● PROBLEM TO WORK ON:
Within the entries below, find every line that has the string "ScrollBehavior", then copy it.
Top of INPUT MATERIAL
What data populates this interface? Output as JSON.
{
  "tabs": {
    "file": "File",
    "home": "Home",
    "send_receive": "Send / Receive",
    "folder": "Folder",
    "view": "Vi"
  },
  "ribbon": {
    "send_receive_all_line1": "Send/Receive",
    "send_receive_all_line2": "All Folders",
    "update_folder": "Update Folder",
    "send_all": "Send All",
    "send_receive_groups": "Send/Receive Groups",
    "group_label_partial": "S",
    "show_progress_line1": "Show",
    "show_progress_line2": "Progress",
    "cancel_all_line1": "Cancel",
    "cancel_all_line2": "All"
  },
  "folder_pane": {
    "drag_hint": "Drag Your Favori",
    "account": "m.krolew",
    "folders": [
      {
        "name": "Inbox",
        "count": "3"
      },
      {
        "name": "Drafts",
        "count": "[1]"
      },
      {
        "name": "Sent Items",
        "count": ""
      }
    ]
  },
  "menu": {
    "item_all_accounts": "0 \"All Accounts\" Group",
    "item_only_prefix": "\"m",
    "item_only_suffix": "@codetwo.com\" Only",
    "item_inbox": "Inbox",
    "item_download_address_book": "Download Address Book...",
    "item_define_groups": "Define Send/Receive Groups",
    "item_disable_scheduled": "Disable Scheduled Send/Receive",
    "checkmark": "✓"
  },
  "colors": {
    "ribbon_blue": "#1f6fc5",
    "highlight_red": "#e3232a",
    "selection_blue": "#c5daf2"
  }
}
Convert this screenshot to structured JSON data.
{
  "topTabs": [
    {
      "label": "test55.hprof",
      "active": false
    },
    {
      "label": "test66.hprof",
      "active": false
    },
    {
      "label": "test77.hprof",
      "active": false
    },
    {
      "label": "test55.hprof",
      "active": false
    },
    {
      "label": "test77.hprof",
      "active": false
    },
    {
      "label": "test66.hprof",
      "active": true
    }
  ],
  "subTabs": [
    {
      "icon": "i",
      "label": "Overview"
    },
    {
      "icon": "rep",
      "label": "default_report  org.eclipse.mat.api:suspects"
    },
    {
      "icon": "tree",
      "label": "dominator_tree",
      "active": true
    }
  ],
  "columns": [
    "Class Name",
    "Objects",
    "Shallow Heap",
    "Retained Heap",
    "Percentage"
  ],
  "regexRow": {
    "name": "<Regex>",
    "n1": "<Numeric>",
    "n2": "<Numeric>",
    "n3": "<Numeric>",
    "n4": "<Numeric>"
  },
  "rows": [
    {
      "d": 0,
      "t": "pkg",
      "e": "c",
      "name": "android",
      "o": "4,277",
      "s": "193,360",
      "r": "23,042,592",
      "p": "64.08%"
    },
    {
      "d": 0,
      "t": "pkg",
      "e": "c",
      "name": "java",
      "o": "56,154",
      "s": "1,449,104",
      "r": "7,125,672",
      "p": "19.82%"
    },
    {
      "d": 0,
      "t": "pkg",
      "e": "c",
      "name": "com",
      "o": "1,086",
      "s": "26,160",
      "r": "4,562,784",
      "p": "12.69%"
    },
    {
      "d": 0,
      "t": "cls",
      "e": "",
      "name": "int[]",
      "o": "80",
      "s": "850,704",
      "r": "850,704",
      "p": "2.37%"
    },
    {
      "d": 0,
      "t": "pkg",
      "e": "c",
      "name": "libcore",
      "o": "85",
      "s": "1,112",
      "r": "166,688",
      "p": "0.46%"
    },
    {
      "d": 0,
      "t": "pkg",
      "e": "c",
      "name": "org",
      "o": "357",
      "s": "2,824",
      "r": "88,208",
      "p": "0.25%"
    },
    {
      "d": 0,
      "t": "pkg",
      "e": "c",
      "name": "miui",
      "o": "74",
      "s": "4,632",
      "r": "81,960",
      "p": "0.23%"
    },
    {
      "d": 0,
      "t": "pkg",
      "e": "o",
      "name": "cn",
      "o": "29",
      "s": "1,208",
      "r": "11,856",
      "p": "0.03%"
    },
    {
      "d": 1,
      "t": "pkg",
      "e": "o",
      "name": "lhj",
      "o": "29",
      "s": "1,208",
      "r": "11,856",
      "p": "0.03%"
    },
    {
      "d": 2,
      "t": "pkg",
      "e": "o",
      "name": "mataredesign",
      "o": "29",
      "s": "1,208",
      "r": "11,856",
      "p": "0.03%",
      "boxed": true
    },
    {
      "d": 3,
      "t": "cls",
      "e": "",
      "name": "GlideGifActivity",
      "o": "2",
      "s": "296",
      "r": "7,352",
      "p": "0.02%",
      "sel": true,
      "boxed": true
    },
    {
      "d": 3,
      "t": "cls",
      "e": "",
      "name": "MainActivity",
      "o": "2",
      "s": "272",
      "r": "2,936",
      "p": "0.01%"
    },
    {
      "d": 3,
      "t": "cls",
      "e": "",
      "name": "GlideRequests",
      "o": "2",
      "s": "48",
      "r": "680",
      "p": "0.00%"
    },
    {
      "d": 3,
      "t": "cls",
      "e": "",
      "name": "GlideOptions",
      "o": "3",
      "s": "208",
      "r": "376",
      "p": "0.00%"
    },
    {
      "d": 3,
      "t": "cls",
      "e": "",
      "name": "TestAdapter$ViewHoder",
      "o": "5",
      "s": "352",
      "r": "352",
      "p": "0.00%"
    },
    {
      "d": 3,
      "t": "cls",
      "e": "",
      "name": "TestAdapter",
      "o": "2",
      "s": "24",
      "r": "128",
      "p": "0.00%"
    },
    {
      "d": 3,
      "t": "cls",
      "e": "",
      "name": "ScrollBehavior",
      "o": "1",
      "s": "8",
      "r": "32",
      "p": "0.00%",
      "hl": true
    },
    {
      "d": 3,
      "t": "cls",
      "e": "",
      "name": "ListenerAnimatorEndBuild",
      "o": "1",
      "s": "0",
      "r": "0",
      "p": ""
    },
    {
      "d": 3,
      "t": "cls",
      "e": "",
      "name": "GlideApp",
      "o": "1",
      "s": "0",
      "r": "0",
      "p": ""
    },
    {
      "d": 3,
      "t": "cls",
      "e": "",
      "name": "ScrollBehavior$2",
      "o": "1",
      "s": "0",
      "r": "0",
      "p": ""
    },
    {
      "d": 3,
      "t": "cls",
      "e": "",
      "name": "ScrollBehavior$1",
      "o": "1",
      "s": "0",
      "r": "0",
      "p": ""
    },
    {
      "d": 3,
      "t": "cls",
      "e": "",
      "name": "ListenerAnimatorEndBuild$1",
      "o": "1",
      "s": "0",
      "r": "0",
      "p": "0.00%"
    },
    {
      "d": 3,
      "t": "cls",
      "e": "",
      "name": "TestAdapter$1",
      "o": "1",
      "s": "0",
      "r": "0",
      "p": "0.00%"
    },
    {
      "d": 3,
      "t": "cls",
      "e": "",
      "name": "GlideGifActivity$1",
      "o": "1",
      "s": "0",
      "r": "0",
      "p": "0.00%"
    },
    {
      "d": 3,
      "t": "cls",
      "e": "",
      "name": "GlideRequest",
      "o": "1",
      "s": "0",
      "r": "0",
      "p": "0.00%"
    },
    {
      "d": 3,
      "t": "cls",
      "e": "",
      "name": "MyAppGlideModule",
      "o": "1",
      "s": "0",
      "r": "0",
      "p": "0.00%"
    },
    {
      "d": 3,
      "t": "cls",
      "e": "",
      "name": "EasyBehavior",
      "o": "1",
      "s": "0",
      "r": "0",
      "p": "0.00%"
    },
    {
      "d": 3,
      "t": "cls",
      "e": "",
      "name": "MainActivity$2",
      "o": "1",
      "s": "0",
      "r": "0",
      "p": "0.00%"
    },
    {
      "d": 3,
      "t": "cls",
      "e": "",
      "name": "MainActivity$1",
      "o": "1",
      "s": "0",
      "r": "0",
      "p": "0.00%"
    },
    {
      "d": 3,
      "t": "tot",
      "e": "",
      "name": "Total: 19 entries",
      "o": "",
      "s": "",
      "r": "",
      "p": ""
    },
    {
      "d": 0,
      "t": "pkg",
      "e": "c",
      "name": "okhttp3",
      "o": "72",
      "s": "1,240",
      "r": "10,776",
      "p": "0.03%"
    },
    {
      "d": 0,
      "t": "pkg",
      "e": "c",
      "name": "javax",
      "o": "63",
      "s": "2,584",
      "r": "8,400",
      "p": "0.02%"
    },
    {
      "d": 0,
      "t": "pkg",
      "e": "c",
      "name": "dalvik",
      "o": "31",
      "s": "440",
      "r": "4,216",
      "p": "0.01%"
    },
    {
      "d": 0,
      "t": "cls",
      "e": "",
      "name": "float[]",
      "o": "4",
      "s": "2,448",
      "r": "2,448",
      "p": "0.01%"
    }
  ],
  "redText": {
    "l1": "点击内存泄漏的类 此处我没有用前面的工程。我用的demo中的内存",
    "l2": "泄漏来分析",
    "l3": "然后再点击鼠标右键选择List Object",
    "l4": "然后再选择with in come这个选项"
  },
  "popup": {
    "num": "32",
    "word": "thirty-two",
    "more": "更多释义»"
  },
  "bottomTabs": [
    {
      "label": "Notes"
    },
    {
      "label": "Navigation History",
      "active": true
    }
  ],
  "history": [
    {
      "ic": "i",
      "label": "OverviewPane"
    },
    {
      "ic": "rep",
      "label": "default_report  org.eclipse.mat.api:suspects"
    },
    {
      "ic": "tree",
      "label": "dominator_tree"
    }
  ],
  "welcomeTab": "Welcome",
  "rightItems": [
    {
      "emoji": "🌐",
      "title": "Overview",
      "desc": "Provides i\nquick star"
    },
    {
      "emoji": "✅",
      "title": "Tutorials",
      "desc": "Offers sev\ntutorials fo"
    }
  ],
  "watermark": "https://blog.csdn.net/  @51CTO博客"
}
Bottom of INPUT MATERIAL
● ANSWER AREA:
      "name": "ScrollBehavior",
      "name": "ScrollBehavior$2",
      "name": "ScrollBehavior$1",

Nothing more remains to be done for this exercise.